--- DATA FOR ANALYSIS Enclosed Below ---

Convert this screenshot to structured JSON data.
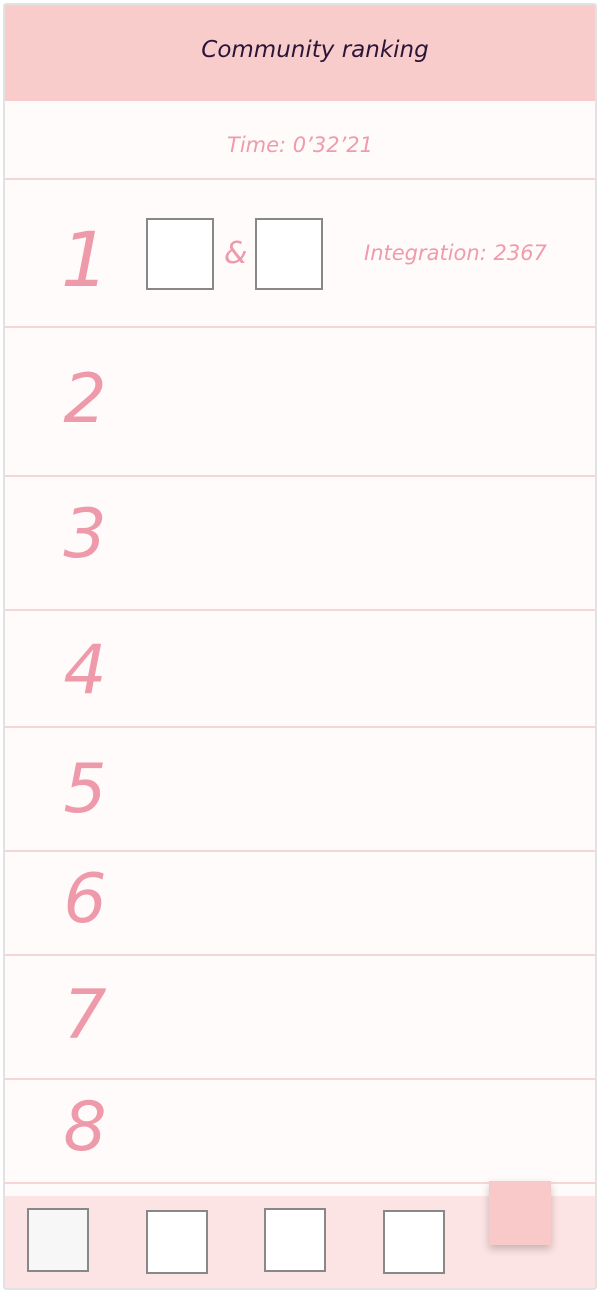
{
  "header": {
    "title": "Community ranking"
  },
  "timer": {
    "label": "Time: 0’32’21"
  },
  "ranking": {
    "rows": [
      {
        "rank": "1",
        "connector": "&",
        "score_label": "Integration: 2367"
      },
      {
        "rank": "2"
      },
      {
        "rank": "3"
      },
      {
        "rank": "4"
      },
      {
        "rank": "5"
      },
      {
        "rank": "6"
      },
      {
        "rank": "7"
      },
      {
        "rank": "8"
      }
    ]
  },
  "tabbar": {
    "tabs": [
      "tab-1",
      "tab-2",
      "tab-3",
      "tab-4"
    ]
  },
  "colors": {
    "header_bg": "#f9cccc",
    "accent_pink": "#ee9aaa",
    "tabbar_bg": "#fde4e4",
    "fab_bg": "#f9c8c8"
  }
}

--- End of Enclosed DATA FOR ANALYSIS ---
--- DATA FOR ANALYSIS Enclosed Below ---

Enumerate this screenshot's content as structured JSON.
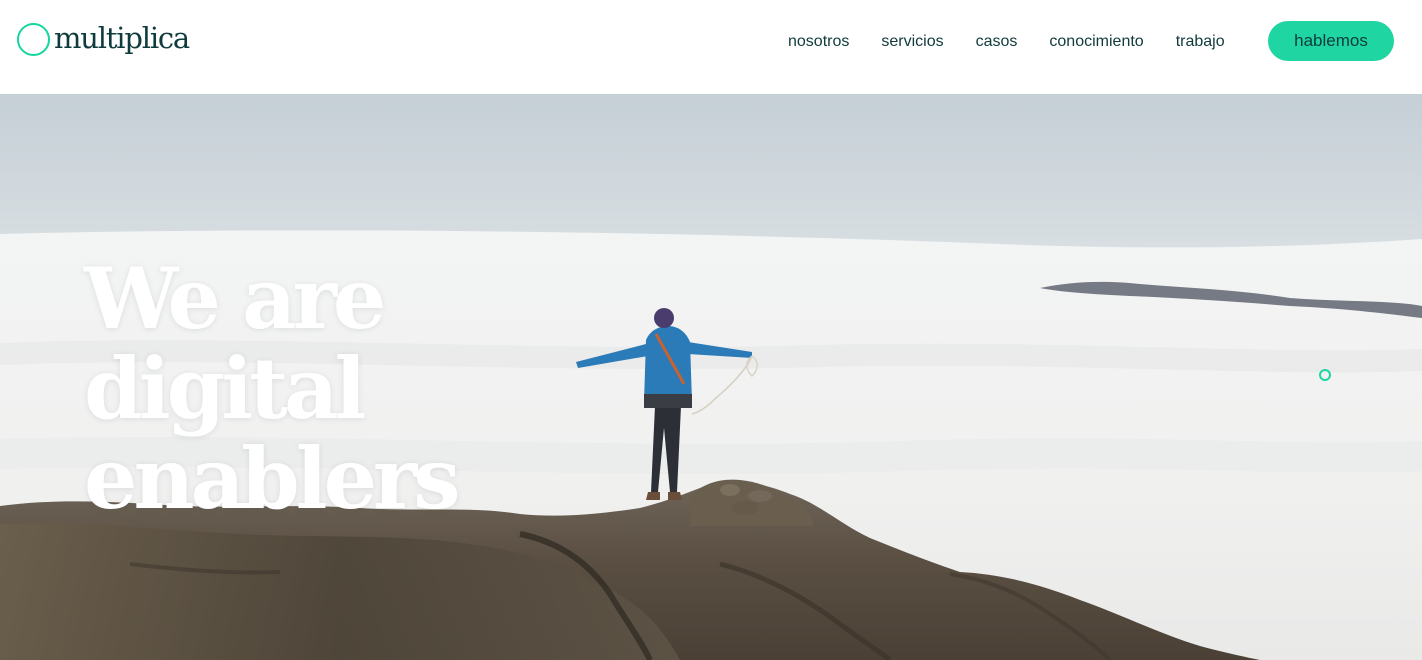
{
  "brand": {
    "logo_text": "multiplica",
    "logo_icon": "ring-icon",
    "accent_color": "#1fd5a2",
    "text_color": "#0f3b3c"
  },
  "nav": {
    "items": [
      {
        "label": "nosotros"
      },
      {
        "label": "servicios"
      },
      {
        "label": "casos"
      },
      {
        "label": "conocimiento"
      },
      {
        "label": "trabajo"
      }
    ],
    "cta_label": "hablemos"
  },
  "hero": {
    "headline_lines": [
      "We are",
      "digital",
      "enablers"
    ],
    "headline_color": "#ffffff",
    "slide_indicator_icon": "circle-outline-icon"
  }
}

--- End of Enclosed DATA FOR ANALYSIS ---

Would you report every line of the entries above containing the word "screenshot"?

TASK ANSWER:
Convert this screenshot to structured JSON data.
Enumerate this screenshot's content as structured JSON.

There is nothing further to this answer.